And what impact does that have?
“You see that children who do not have wealthy parents, or parents who do not have time to review their homework, for example, are much less likely to succeed. Thus a divide was created. As a society, we recognized this too late. And now we have to figure out how to correct that again. Then there was COVID-19; that doubled the size of the problem. Now the challenge for secondary education, as far as I’m concerned, is how we organize the school in such a way that we make the support that rich parents who buy shadow education available to children whose parents cannot.”
But that group, isn’t there already attention for them…
“A lot has happened in recent years in the field of transfer, to break down all those old barriers. A lot has started. And fortunately, Windesheim also thinks that is important. It is not for nothing that it has been included in the Strategic Course. But the trick is to continue, to perpetuate and improve that.”

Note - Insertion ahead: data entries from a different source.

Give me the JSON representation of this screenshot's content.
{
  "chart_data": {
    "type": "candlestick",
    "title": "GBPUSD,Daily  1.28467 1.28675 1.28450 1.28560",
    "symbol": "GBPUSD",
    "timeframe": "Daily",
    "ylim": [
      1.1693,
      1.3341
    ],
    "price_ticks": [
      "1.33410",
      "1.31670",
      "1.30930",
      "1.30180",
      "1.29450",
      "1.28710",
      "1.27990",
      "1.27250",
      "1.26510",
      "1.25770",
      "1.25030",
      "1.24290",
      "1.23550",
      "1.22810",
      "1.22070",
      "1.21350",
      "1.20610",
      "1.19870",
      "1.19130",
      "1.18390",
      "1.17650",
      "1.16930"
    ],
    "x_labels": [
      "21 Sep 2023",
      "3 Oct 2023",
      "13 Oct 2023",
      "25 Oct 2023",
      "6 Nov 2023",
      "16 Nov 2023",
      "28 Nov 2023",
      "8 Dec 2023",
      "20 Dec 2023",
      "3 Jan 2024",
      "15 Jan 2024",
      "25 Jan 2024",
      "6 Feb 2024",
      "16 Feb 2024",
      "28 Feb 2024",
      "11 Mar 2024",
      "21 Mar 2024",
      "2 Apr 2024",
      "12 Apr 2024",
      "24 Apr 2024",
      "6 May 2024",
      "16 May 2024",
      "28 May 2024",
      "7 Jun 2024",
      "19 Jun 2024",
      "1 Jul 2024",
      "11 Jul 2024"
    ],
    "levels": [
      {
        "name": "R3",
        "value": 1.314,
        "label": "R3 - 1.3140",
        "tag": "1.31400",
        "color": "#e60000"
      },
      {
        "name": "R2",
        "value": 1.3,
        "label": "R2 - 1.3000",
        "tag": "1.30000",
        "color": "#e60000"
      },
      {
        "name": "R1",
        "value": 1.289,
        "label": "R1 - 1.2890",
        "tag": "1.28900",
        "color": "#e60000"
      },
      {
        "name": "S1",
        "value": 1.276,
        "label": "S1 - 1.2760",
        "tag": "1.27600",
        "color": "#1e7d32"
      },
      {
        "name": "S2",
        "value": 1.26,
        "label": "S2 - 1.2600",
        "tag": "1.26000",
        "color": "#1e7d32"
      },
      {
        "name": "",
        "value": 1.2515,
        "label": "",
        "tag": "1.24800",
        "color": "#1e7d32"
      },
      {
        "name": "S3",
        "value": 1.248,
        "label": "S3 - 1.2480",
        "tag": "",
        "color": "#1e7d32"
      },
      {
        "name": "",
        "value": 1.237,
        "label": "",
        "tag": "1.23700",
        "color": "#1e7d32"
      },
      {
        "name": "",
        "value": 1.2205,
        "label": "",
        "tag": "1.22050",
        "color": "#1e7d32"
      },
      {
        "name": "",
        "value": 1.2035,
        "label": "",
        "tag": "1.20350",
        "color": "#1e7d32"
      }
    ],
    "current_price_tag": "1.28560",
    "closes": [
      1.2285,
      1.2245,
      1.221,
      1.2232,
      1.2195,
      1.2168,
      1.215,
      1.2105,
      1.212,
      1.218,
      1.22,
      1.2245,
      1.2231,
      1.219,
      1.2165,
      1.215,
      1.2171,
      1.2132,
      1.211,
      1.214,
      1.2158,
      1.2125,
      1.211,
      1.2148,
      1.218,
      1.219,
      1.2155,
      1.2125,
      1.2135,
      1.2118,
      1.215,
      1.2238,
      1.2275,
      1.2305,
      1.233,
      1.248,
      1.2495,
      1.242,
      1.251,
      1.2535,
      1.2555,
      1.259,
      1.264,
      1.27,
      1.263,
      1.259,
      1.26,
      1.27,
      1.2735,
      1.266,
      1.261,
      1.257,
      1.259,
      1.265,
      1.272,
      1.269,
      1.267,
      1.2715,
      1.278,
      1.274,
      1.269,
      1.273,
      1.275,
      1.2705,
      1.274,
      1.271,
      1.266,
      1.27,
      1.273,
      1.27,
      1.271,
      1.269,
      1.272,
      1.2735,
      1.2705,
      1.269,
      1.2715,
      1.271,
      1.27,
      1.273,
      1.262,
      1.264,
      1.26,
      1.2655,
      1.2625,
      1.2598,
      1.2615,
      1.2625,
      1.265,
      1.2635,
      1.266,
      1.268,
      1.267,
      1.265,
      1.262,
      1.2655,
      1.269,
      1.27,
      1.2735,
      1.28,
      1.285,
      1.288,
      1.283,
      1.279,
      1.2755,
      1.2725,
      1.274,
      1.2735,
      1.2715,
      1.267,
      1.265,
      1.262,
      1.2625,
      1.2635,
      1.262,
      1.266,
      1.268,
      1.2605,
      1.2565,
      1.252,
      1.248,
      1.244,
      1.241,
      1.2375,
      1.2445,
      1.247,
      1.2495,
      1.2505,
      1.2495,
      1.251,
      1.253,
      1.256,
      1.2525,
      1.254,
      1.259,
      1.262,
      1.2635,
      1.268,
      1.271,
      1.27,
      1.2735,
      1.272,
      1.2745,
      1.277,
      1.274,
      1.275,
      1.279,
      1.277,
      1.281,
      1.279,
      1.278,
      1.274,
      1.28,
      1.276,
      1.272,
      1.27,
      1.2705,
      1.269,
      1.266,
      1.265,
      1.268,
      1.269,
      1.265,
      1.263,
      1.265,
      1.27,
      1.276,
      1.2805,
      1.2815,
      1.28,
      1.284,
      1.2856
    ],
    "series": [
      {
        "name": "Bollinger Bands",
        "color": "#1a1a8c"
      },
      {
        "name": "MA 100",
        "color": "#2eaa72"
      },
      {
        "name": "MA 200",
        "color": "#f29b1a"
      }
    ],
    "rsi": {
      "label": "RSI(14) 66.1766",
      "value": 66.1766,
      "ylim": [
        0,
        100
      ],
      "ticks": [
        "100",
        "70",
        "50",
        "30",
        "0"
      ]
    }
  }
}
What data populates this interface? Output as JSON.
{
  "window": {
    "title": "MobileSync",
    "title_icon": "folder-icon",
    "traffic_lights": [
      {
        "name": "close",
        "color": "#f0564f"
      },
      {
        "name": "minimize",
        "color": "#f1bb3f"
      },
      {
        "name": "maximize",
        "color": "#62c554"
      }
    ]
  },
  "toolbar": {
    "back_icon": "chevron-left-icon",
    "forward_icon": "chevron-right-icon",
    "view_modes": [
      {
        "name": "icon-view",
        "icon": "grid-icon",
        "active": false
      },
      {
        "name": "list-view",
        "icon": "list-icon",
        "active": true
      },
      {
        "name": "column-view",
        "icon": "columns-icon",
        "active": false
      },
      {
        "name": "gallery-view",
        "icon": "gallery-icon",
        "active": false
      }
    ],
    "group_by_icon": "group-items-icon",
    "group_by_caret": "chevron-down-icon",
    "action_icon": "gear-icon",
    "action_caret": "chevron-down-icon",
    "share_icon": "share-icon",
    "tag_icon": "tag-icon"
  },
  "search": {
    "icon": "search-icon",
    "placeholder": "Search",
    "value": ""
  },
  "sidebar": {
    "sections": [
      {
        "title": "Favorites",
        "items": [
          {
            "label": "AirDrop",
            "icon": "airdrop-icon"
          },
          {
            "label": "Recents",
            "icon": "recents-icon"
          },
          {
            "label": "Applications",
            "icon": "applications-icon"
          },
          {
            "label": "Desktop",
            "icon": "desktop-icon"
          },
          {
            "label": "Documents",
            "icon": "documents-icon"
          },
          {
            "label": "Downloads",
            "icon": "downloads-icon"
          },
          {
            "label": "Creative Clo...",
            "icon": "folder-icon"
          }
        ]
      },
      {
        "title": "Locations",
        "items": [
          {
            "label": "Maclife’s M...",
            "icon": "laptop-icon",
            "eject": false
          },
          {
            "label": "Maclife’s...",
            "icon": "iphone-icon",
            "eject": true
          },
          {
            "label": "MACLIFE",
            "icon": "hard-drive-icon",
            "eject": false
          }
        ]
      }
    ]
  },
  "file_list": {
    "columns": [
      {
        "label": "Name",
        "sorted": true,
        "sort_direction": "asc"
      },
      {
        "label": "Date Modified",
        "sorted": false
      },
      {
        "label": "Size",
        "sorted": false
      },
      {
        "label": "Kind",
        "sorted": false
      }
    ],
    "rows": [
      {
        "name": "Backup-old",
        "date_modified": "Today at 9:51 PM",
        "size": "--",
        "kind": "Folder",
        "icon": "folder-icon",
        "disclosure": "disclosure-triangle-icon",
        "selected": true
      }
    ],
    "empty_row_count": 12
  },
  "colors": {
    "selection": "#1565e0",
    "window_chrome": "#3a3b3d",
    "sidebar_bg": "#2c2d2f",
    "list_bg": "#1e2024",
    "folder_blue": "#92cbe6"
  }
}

Isn’t the emphasis on the student’s independence, on their own learning path, at odds with what that group needs: good supervision?
“How so? Do you think that your own learning route can exist without proper guidance?”
But if everyone has their own learning path, everyone has something different, can the guidance still be optimal?
“The point is that you, as a student, make agreements with the student counsellor. And then the study counsellor may say: okay, given your circumstances, given your home situation, it is wise that you choose the standard route. But that does not change the fact that it can also be very good for vulnerable students to choose their own learning route. That depends so much on the situation! That is why there is also a lot of attention for the transfer.”
But I hope that Windesheim has eye for the fact that it is precisely the somewhat weaker students who graduate with a diploma that is recognized and acknowledged by the outside world…
“Sure. Those individual learning routes must fall within fixed frameworks. Because you just aim for a diploma. You can introduce flexibility in many ways, but always while maintaining quality. Young people come here, at an age where they know a little bit about the way they want to develop in. We have to cherish that and we have to do good things with it.”
Text: Marcel Hulspas
Photo: Jasper van Overbeek